author
organization
publishing date
type
Working Paper
publication status
published
subject
keywords
Parental expectations, Uncertainty , Child labour, D84, D91, J24
in
Working Papers
issue
2016:6
pages
31 pages
publisher
Department of Economics, Lund Universtiy
language
English
LU publication?
yes
id
72ad3806-a03e-4031-b102-eab8acab0c44
alternative location
http://swopec.hhs.se/lunewp/abs/lunewp2016_006.htm
date added to LUP
2016-04-20 15:51:37
date last changed
2016-04-20 15:51:37
@misc{72ad3806-a03e-4031-b102-eab8acab0c44,
  abstract     = {The paper shows how parental expectations about child’s future income affect the incidence of child labour and schooling. We present a theoretical framework where parents decide on the optimal amount of time invested in child education in presence of uncertainty about returns to education. Here, the uncertainty is captured using the probability that parents attach to higher returns after education. Our theoretical findings underscore the need for policy interventions that affect time preferences of parents, for any wage regulations to enhance the extent of child education. On the empirical side, we use a longitudinal survey (Young Lives Survey) for children in Andhra Pradesh, India; to measure the effect of parental expectations on investment in schooling. This longitudinal survey allows us to first, estimate the probability that parents assign to the expectation that their child will get a skilled job in future. And then, we examine the impact of these parental expectations on probability of schooling decision as well as the amount of child’s time allocated for studies. Our findings suggest that child’s inherent ability, parental education and parents’ attitude towards education influence the parental expectations about child’s future job. Parental expectations in turn positively affect the investment in human capital. Interestingly, we find a negative impact of the average child wage in community, on both probability of schooling and the proportion of study hours only for boys. This result reflects the ambiguity predicted by our theoretical model, in the effect of child wage on child labour. Our empirical results also indicate that even free education may not encourage child education if parents lack faith in the society to provide skilled jobs.},
  author       = {Mukherjee, Conan and Pal , Rama  },
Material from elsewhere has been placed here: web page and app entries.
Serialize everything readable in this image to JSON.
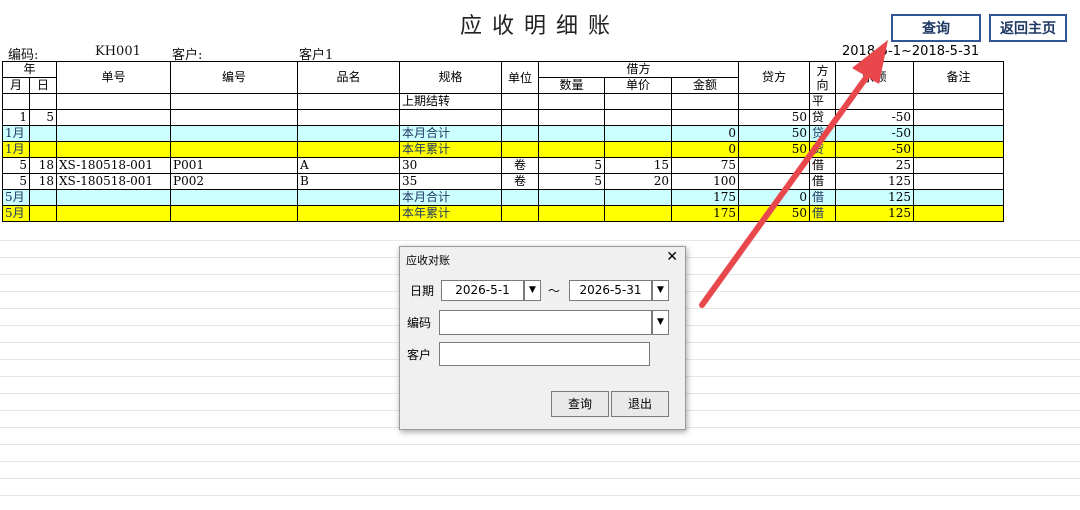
{
  "sheet": {
    "title": "应收明细账",
    "code_label": "编码:",
    "code_value": "KH001",
    "customer_label": "客户:",
    "customer_value": "客户1",
    "date_range": "2018-5-1~2018-5-31"
  },
  "buttons": {
    "query": "查询",
    "home": "返回主页"
  },
  "table": {
    "headers": {
      "year": "年",
      "month": "月",
      "day": "日",
      "order_no": "单号",
      "code": "编号",
      "product": "品名",
      "spec": "规格",
      "unit": "单位",
      "debit": "借方",
      "qty": "数量",
      "price": "单价",
      "amount": "金额",
      "credit": "贷方",
      "direction": "方向",
      "balance": "余额",
      "note": "备注"
    },
    "rows": [
      {
        "m": "",
        "d": "",
        "order": "",
        "code": "",
        "product": "",
        "spec": "上期结转",
        "unit": "",
        "qty": "",
        "price": "",
        "amount": "",
        "credit": "",
        "dir": "平",
        "bal": "",
        "note": "",
        "style": "plain"
      },
      {
        "m": "1",
        "d": "5",
        "order": "",
        "code": "",
        "product": "",
        "spec": "",
        "unit": "",
        "qty": "",
        "price": "",
        "amount": "",
        "credit": "50",
        "dir": "贷",
        "bal": "-50",
        "note": "",
        "style": "plain"
      },
      {
        "m": "1月",
        "d": "",
        "order": "",
        "code": "",
        "product": "",
        "spec": "本月合计",
        "unit": "",
        "qty": "",
        "price": "",
        "amount": "0",
        "credit": "50",
        "dir": "贷",
        "bal": "-50",
        "note": "",
        "style": "cyan"
      },
      {
        "m": "1月",
        "d": "",
        "order": "",
        "code": "",
        "product": "",
        "spec": "本年累计",
        "unit": "",
        "qty": "",
        "price": "",
        "amount": "0",
        "credit": "50",
        "dir": "贷",
        "bal": "-50",
        "note": "",
        "style": "yel"
      },
      {
        "m": "5",
        "d": "18",
        "order": "XS-180518-001",
        "code": "P001",
        "product": "A",
        "spec": "30",
        "unit": "卷",
        "qty": "5",
        "price": "15",
        "amount": "75",
        "credit": "",
        "dir": "借",
        "bal": "25",
        "note": "",
        "style": "plain"
      },
      {
        "m": "5",
        "d": "18",
        "order": "XS-180518-001",
        "code": "P002",
        "product": "B",
        "spec": "35",
        "unit": "卷",
        "qty": "5",
        "price": "20",
        "amount": "100",
        "credit": "",
        "dir": "借",
        "bal": "125",
        "note": "",
        "style": "plain"
      },
      {
        "m": "5月",
        "d": "",
        "order": "",
        "code": "",
        "product": "",
        "spec": "本月合计",
        "unit": "",
        "qty": "",
        "price": "",
        "amount": "175",
        "credit": "0",
        "dir": "借",
        "bal": "125",
        "note": "",
        "style": "cyan"
      },
      {
        "m": "5月",
        "d": "",
        "order": "",
        "code": "",
        "product": "",
        "spec": "本年累计",
        "unit": "",
        "qty": "",
        "price": "",
        "amount": "175",
        "credit": "50",
        "dir": "借",
        "bal": "125",
        "note": "",
        "style": "yel"
      }
    ]
  },
  "dialog": {
    "title": "应收对账",
    "close": "✕",
    "date_label": "日期",
    "date_from": "2026-5-1",
    "tilde": "～",
    "date_to": "2026-5-31",
    "code_label": "编码",
    "code_value": "",
    "customer_label": "客户",
    "customer_value": "",
    "dropdown_glyph": "▼",
    "query_button": "查询",
    "exit_button": "退出"
  },
  "colors": {
    "arrow": "#e8474c",
    "button_border": "#2f5597",
    "cyan_row": "#ccffff",
    "yellow_row": "#ffff00"
  }
}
  keyword      = {Parental expectations,Uncertainty ,Child labour,D84,D91, J24},
  language     = {eng},
  number       = {2016:6},
  pages        = {31},
  publisher    = {ARRAY(0x9c6d340)},
  series       = {Working Papers},
  title        = {Role of Parental Expectations in Determining Child Labour and Schooling},
  year         = {2016},
}